*** Opening Exercise data ***

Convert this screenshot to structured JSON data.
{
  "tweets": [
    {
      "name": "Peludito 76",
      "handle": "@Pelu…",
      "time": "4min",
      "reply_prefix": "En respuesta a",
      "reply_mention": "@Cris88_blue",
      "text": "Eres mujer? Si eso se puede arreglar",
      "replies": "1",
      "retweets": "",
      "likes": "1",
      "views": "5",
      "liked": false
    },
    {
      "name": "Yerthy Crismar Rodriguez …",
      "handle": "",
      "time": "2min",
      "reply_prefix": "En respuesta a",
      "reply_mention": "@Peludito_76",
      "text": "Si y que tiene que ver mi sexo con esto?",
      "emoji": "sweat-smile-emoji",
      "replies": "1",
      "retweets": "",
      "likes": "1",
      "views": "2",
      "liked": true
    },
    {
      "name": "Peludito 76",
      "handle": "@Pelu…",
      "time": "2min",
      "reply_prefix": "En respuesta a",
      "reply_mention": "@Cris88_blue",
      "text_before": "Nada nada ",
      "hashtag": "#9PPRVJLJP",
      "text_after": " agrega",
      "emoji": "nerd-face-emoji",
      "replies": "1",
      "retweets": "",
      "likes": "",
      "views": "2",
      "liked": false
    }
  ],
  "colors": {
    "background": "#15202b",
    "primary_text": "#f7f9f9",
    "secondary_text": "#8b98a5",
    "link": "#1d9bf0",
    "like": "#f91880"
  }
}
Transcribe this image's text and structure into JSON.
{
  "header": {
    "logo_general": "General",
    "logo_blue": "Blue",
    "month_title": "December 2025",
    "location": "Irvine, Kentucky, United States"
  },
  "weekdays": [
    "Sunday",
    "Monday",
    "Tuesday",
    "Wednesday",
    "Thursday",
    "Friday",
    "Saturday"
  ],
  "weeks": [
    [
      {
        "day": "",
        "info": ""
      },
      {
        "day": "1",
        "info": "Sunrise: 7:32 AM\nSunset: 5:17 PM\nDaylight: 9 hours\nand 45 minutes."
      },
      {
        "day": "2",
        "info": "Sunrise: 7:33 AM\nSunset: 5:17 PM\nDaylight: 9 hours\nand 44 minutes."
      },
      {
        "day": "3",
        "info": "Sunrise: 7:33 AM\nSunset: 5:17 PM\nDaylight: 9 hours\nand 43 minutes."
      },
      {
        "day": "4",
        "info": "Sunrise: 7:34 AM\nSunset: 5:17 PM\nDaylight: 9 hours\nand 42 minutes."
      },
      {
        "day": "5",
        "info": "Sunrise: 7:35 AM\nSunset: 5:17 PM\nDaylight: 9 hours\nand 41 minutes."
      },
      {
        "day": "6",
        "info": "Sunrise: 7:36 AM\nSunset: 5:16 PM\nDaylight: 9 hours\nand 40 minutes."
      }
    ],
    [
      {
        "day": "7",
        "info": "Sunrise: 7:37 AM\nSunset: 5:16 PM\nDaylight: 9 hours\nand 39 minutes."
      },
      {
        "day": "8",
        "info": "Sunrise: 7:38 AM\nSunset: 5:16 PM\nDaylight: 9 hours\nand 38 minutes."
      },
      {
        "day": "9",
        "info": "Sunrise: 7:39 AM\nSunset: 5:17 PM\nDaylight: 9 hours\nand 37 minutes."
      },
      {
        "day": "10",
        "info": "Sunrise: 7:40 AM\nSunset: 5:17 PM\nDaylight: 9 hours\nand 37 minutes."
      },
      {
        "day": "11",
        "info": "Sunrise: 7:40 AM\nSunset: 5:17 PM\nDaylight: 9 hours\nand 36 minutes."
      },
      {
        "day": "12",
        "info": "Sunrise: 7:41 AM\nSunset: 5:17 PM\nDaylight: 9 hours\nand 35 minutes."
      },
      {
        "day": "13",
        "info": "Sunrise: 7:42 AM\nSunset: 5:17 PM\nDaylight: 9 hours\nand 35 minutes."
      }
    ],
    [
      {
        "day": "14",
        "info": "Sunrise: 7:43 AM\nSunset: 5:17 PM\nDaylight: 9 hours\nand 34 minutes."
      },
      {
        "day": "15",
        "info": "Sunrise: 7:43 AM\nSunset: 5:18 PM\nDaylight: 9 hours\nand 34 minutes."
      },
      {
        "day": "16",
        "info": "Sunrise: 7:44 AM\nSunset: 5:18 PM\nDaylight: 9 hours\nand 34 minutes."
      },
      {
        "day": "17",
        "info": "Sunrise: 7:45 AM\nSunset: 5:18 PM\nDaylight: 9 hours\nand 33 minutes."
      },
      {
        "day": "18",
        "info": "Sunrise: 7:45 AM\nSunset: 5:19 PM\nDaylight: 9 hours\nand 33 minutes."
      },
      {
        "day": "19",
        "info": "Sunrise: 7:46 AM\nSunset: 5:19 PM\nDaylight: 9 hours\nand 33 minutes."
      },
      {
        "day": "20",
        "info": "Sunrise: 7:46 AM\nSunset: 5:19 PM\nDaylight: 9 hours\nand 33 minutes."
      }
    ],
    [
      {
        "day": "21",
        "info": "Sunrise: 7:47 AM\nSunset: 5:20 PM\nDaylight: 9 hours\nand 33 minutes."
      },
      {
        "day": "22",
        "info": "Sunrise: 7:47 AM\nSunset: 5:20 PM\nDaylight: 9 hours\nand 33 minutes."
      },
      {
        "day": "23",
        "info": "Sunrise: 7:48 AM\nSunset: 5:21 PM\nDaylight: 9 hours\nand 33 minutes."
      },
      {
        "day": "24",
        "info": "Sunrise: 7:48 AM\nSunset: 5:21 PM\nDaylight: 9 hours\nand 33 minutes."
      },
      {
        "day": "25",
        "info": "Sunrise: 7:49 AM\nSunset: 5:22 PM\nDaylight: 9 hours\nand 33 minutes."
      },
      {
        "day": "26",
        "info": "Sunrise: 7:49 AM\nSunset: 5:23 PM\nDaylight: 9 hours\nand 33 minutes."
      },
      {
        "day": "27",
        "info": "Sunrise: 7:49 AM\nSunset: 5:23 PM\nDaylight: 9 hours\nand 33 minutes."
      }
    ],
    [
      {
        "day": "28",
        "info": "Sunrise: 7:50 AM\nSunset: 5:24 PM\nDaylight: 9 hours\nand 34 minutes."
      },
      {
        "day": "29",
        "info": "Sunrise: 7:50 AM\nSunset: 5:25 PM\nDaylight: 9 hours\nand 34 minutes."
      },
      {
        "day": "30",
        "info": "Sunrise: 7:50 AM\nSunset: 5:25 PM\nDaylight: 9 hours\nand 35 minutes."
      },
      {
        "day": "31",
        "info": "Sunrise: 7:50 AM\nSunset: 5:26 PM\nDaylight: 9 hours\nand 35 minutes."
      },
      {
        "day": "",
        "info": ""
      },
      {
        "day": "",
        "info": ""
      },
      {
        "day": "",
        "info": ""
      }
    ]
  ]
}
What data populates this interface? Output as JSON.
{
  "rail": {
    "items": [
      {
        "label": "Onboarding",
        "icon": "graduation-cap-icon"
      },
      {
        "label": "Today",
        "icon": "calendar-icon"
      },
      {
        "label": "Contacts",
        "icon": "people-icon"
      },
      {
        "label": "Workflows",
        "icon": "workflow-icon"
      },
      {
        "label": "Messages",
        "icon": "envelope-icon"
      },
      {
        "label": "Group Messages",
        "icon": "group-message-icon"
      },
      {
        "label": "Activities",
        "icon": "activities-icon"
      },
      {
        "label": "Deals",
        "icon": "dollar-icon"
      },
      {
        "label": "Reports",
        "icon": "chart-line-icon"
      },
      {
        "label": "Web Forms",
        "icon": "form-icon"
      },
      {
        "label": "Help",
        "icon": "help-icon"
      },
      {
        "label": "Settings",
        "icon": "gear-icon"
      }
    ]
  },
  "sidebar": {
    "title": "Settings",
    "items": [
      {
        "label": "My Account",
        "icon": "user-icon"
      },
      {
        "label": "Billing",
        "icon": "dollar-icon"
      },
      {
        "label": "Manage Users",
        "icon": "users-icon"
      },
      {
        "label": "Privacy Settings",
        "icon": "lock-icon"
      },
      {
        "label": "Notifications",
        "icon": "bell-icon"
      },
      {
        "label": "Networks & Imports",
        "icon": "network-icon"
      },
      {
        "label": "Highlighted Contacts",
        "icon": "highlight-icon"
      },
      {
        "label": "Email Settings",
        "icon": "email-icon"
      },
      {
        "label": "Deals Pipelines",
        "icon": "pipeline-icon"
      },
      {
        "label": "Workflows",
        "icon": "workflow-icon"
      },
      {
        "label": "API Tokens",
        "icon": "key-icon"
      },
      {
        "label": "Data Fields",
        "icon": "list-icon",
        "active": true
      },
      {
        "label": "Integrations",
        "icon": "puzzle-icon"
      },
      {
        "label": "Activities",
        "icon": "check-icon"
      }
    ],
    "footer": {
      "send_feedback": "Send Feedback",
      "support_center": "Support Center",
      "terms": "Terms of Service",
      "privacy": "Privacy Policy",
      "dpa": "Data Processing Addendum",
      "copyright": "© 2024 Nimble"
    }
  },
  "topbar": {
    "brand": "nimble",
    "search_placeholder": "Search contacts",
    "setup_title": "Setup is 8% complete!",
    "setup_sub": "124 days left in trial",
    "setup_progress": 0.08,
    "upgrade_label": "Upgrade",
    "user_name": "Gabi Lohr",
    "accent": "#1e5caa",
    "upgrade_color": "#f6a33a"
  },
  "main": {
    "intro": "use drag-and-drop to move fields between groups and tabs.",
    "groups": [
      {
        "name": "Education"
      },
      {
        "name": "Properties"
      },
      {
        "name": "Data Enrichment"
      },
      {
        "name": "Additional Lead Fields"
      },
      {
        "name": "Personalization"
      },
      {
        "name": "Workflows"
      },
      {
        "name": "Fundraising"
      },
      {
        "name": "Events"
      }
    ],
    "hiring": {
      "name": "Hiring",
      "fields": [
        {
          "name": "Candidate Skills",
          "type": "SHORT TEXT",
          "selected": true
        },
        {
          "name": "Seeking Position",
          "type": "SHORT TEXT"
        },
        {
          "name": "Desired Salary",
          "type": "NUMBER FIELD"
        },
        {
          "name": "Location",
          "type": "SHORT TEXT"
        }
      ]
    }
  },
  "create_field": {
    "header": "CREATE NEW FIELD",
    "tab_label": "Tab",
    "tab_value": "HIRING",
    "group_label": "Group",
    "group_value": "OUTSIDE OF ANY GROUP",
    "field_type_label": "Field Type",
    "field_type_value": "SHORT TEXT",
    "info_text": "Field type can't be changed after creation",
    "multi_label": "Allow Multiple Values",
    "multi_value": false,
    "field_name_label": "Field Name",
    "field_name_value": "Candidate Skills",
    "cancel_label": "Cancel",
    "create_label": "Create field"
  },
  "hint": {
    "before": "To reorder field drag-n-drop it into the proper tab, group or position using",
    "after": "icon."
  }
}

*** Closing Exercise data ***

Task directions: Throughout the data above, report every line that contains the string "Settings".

Written solution:
        "label": "Settings",
    "title": "Settings",
        "label": "Privacy Settings",
        "label": "Email Settings",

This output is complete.